And he failed Algebra twice, Health once, and Chemistry once his first semester of his sophomore year.
But we made some changes on the fly (this is a recap of a past blog, ADHD in a Divorced Family
), the most notable of which was that Clark established full time residence at our house rather than alternating time at his Dad’s. They still hang out as frequently as they can, but only after Clark completes his work to my satisfaction and if it does not disrupt his studies. Clark has stability and a routine now.
Changes I have not blogged about before also are part of our “Right Stuff” formula. We did a pantry sweep and eliminated food products with red dyes (per his doctor’s recommendation),
especially Pop Tarts which broke his sister’s hearts. The Pop Tarts belonged to the girls, but Clark had been thiefing them, so out they went. I told them to take it up with their brother and suggest to him that he follow the rules in the future, hoping for a little peer pressure influence on him. It seemed to help.
We increased the caloric intake and percentage of protein in his morning meal (again, per his doc’s suggestion).
He tended to grab an English muffin or bagel with butter and grape jelly, if anything. I started making his Chocolate Muscle Milk shakes with an ice cream scoop of peanut butter and two scoops of Blue Bell Chocolate Ice Cream (to make him drink it, and because he has become soooooo skinny). This worked so well in increasing his focus and alertness, that he added back a bagel with cream cheese, too; his appetite improved because he expended more effort during the day because he had more energy. We also made sure he carb’ed at night (lots of pasta and rice), per the suggestion of his doctor.
With the Concerta taken earlier, we were able to enforce an earlier bedtime. Bedtime was 10:30, but he hadn’t adhered to it. We started sweeping his room and person for electronics and reading materials at 10:00 and put him in lockdown at 10:30. Before, especially when he was alternating houses, he had a bad habit of reading or playing with his iTouch until the wee hours. And because of the earlier bedtime and the stash of purloined electronics on my beside table, Clark is now more able to rise and shine on time in the morning.

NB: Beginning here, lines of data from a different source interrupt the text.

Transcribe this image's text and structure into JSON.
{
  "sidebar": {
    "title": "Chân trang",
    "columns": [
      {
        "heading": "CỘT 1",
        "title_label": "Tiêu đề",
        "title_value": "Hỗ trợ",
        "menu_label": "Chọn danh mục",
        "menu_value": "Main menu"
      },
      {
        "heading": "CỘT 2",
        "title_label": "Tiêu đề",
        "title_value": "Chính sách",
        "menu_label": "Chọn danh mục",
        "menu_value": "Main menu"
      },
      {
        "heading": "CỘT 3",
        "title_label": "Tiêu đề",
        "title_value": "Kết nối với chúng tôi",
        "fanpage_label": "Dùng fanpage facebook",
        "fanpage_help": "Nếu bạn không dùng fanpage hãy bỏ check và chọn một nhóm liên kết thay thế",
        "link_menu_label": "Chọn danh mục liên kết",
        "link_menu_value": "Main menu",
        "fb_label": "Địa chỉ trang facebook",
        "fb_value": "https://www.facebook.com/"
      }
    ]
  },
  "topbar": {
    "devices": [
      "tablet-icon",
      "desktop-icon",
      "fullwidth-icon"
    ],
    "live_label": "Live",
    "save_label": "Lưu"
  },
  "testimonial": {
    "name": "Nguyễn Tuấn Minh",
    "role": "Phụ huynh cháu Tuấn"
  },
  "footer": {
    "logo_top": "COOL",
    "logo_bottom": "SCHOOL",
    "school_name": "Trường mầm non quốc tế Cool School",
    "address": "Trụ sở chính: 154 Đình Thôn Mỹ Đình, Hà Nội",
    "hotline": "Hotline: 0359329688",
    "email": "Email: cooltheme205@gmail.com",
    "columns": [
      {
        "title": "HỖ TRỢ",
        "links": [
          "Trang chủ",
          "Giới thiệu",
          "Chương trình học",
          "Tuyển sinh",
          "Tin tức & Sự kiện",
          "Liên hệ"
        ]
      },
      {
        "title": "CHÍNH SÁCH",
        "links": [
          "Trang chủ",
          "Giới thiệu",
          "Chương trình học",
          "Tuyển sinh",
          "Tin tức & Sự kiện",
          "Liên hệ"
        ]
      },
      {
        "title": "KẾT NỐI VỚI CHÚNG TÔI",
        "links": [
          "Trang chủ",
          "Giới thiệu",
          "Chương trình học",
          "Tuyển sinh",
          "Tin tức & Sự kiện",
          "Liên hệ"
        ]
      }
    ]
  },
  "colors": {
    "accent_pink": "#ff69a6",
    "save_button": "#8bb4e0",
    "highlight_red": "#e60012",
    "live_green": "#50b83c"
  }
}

Here’s a big and unexpected change that helped: Clark has a girlfriend. A very calm, smart girlfriend. And to see the personality change that comes over him around her is stunning. His doctor calls it “synchronizing.” Clark slows down and calms down. Amazing. We can communicate with him more effectively when he is standing beside her than we ever have before. How wild is that? And wonderful! Because we see that he CAN do it.
So the final piece to finding the Right Stuff was in learning what motivated Clark, something we could not quite figure out for 15 years. And it is this: Clark wants to compete in Debate, and must remain academically eligible and have our permission; and Clark wants to spend time with and impress a very pretty, very sweet girl who is also in Debate. Cue the Hallelujah chorus. With the key to his motivators, we can do anything!
None of our changes may seem earth shattering, but the difference in the boy living upstairs at our house now versus the stressed kid of four months ago is staggering. That boy told me that he failed at everything he did. This boy told me he’s going to win state in cross examination before he graduates.
And I believe him. He’s got the Right Stuff.
Pamela Hutchins aka Clark’s Mom
Related posts: adhd and school, diet, high school, medication, Pamela Hutchins, treatment